**What is expected**
Your answer should be every line of the records that contains the word "measures", copied as it stands.

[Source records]

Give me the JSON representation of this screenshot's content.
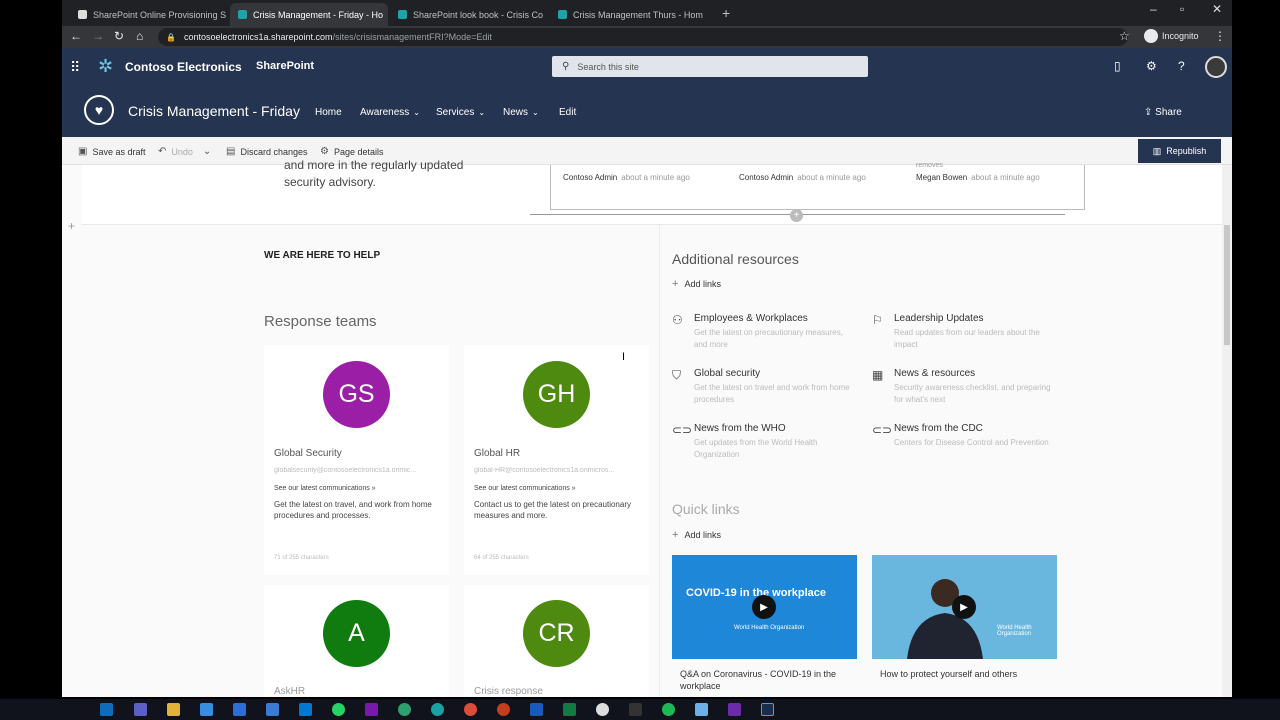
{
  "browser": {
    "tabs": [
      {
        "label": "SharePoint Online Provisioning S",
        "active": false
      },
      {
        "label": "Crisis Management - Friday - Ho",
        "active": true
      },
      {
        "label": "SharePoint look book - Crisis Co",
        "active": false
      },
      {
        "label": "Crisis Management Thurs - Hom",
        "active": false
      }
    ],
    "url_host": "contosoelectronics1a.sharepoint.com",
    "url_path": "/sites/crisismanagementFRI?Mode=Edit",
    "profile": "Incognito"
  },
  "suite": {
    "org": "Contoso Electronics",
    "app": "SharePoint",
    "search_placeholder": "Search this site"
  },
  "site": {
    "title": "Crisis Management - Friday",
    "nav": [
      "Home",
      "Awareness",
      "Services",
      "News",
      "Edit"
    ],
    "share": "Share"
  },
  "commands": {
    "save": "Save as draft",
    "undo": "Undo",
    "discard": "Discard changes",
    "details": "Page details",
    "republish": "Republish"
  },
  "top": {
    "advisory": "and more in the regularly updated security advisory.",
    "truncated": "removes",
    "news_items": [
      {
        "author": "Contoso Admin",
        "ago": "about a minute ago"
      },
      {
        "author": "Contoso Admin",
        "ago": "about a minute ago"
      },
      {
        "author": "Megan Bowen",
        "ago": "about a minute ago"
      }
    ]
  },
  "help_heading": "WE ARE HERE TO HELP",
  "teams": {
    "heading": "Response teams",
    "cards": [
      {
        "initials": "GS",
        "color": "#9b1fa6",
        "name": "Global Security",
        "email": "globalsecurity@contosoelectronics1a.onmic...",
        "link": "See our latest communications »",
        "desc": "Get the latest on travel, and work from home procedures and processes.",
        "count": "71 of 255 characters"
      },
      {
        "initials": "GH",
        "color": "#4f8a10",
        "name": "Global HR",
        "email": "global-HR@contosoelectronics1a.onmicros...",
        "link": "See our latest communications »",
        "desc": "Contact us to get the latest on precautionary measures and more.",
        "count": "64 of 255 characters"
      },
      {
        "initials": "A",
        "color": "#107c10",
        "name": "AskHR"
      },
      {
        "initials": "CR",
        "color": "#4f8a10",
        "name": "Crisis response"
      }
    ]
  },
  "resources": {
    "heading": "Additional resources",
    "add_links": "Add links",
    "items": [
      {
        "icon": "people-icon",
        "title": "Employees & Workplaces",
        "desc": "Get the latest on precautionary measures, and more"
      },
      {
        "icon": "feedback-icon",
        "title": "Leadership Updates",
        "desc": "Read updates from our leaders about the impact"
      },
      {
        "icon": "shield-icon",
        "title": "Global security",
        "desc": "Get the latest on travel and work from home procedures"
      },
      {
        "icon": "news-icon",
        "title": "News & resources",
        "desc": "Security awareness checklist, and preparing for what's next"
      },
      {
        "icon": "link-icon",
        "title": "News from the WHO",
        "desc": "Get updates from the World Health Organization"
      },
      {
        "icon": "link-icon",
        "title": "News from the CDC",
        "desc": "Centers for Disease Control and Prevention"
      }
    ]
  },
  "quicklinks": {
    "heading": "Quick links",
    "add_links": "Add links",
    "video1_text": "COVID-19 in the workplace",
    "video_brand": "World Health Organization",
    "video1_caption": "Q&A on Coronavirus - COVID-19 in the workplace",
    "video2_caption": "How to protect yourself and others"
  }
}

**Result below**
        "desc": "Contact us to get the latest on precautionary measures and more.",
        "desc": "Get the latest on precautionary measures, and more"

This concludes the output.